The Local Offer is supported by a wide range of professionals across ECC and the Healthcare system, which means the people we work with have a broad range of access requirements and digital familiarity.
DISCLAIMER ALERT! Slido is just one of the many tools we have available to us here at ECC that meet our Information Governance needs. There are plenty of other market alternatives available to use - and we’re sure they’re just as good.
Why we liked using Slido
Participants don’t need an account
The key thing we liked about Slido is that it doesn’t need any pre-installed software and can be accessed without the need for participants to create an account. Participants can either enter a code, follow a direct link, or scan a QR code to get the content you have designed.
We’ve used this setup multiple times with different groups and have never had a problem with users being able to access the content. We had previously found that our users had varying levels of functionality access when using other tools, so having something that worked consistently for everyone was key.
Participants found it easy to use
Slido has simple functionality with the data you collect either being around text input or voting. This made it very easy for our participants to contribute to the session. Whilst we haven’t knowingly had participants using assistive technology or other access needs, we know that Slido are very keen on ensuring their product is accessible.
It built confidence in our participants
We captured feedback after the event and participants praised the use of Slido as it made them feel more confident to contribute to the session, than if we had held the questions as a more direct “face to face” discussion.
We invited participants to speak about their responses with the group if they wanted to share more, and were delighted with how forthcoming everyone was.
Sequencing of questions
We really like that the facilitator can remain in control of the pre-prepared questions. This meant that the facilitator can pick and choose what questions they play to the participants and when.
We liked this featured because it enabled us to react and change our approach organically to remain appropriate with the conversations happening in between the Slido questions.
It helps if you have a couple of facilitators for this, one person to be engaging the room and one person to be managing the Slido interface. Of course you could do this all yourself but we found this setup to be the slickest experience.
Participants can contribute even after the event
If you’ve organised an event with large groups of people, you know that scheduling a time that works for everyone is a real headache.
We found it super easy to recreate the event in a format that would be digestible for anyone in their own time.
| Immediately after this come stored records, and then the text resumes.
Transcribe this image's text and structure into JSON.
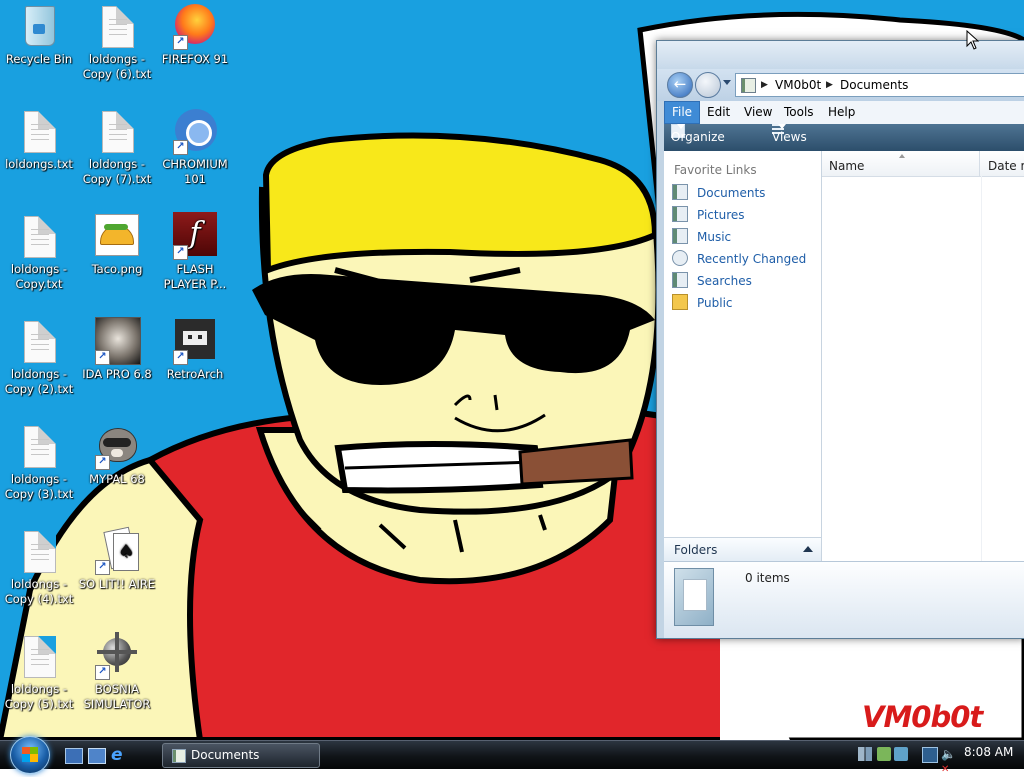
{
  "desktop": {
    "icons": [
      {
        "label": "Recycle Bin"
      },
      {
        "label": "loldongs - Copy (6).txt"
      },
      {
        "label": "FIREFOX 91"
      },
      {
        "label": "loldongs.txt"
      },
      {
        "label": "loldongs - Copy (7).txt"
      },
      {
        "label": "CHROMIUM 101"
      },
      {
        "label": "loldongs - Copy.txt"
      },
      {
        "label": "Taco.png"
      },
      {
        "label": "FLASH PLAYER P..."
      },
      {
        "label": "loldongs - Copy (2).txt"
      },
      {
        "label": "IDA PRO 6.8"
      },
      {
        "label": "RetroArch"
      },
      {
        "label": "loldongs - Copy (3).txt"
      },
      {
        "label": "MYPAL 68"
      },
      {
        "label": "loldongs - Copy (4).txt"
      },
      {
        "label": "SO LIT!! AIRE"
      },
      {
        "label": "loldongs - Copy (5).txt"
      },
      {
        "label": "BOSNIA SIMULATOR"
      }
    ],
    "watermark": "VM0b0t",
    "colors": {
      "background": "#19a0e0",
      "hat": "#f8e81a",
      "skin": "#fbf6b8",
      "shirt": "#e1262b",
      "cigar": "#8a5036"
    }
  },
  "explorer": {
    "address": {
      "root": "VM0b0t",
      "folder": "Documents"
    },
    "menu": {
      "file": "File",
      "edit": "Edit",
      "view": "View",
      "tools": "Tools",
      "help": "Help"
    },
    "toolbar": {
      "organize": "Organize",
      "views": "Views"
    },
    "nav": {
      "header": "Favorite Links",
      "links": [
        "Documents",
        "Pictures",
        "Music",
        "Recently Changed",
        "Searches",
        "Public"
      ],
      "folders_label": "Folders"
    },
    "columns": {
      "name": "Name",
      "date": "Date m"
    },
    "details": {
      "count": "0 items"
    }
  },
  "taskbar": {
    "task": "Documents",
    "clock": "8:08 AM"
  }
}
Our participants really liked this and we’ve been able to collect additional data after the event that we might not have otherwise been able to get.
What we’re doing next
We’re about to move into a prototyping phase with this work and are really keen to keep using the tool that our participants seemed to get along well with. If you’ve used Slido or another tool to begin prototyping with your users remotely or to get feedback on prototypes you have made, please add a comment below as we would love to learn from your experience.